Peri & Sons Farms hypes Nevada for growing onions
Peri & Sons Farms grows, packs and ships premium white, yellow, red, sweet and organic onions year-round directly from its family farms in Nevada and California. Nevada is where the company grows most of its acreage for red, whites, yellows, sweets, Sweetie Sweet and Sunions.
“Nevada onions, especially our Nevada whites, are hands down some of the best onions you can get,” said Jessica Peri, retail sales manager for the Yerington, NV-based company. “Nevada whites are known for their premium quality and beautiful pearlescent appearance.”
The state is also where the company has the most opportunity for specialty programs such as conventional and organic shallots, garlic and cipollinis. Peri & Sons Farms trial all its new packaging at the Nevada facility, too.
“We grow over 4,000 acres of conventional and organic onions, shallots and cipollinis in Yerington,” Peri said. “We grow an additional 2,000-plus acres in California to complete our year-round program.”
The company has a rich history of onion growing behind it, dating back to 1979. When Peri began selling onions 18 years ago, the company had very little retail business and sales were mostly to brokers and wholesalers.

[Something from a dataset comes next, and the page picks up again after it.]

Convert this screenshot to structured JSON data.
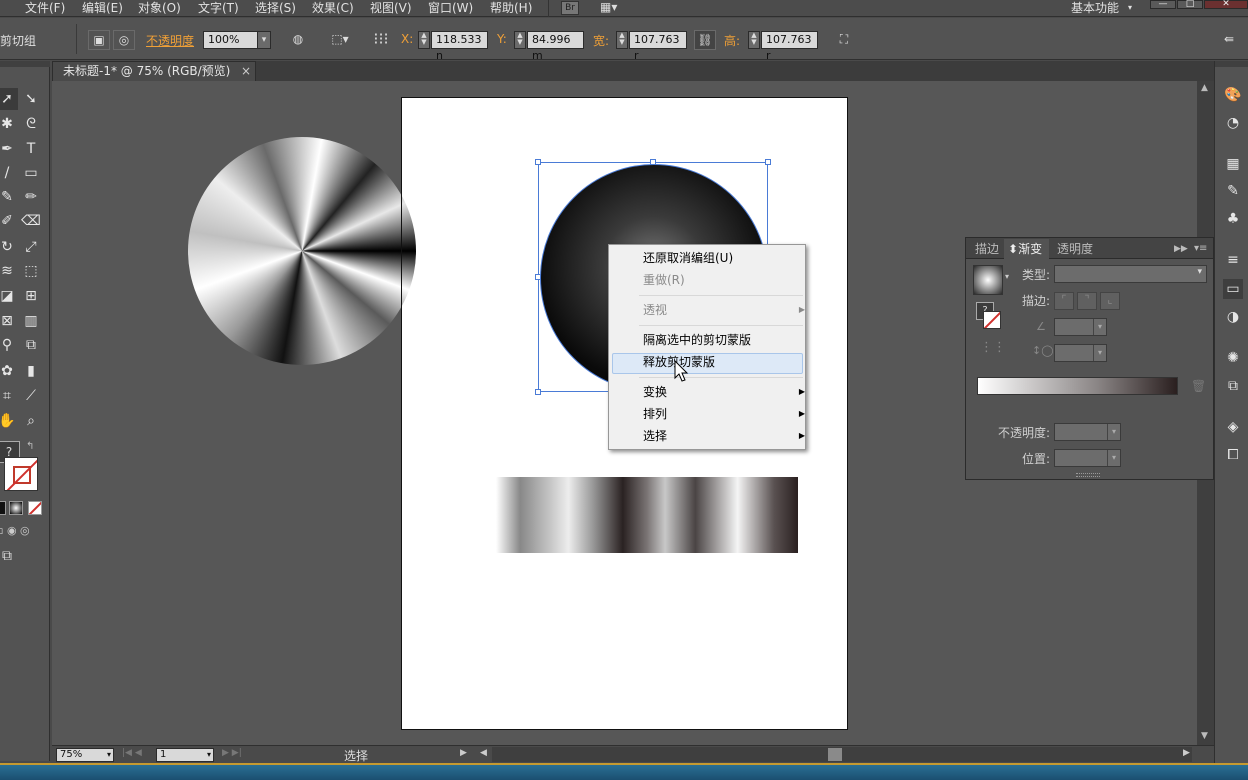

However, since that time, the retail sales program has grown almost 400 percent and the company now serves a wide variety of retail stores across the U.S.
“Every grower measures success in their own way; for us, success means we’ve achieved consistent quality, sizing, and variety for our customers,” Peri said. “We have been successful in building profitable programs with retailers because we offer the highest quality products, which means there’s less shrink and our full line of premium and organic onions will display well, whether they are bulk items or our line of consumer packs and sustainable packaging.”
Some recent trends in the category include the rise in private label and sustainable packaging.
“Grower brands are being jeopardized, and because of that, produce consumers will have a much harder time knowing how and where the product was grown,” Peri said. “The industry wants sustainable packaging due to growing consumer demand for it. We want to move toward more sustainable packaging, and we are, but there is a substantial cost for making packaging changes and we’re not able to pass that on in the present inflationary environment.”
That’s why the company is working with its packaging manufacturers and testing material that uses less plastic but still maintains its structural strength. It’s also focused on packaging reduction, by using less material, as part of the company mission as a certified sustainable farm operation.
Peri noted it has become difficult to compare year-over-year sales with everything that has happened in the economy and with the pandemic, inflation, etc., calling it a roller coaster.
“Surprisingly 2021 almost matched 2020, but I don’t think 2022 sales will meet retailers’ sales expectations,” she said. “It was a rough spring for planting across all growing regions. We had to replant some fields due to wind blowing the seeds out. Thankfully, onions are resilient, and even though our onions were replanted, they are on target. Mother Nature dictates the life cycle, but we are expecting a good crop with higher-than-normal yields.”
She noted the cost to produce the crops is skyrocketing and the company has no choice but to pass some of it along as the profit margins on onions just hasn’t been there to absorb the increases.
Despite the challenges, Peri & Sons Farms continues to grow. Among its many new hires is the addition of a new social media specialist, Bailey Sanchez.
“We plan to up our B2B and B2C engagement by sharing more about the farm, our culture and our sustainability mission and also by promoting the health benefits of fresh produce,” Peri said.
Photo: The Peri & Sons Farms team in an onion field.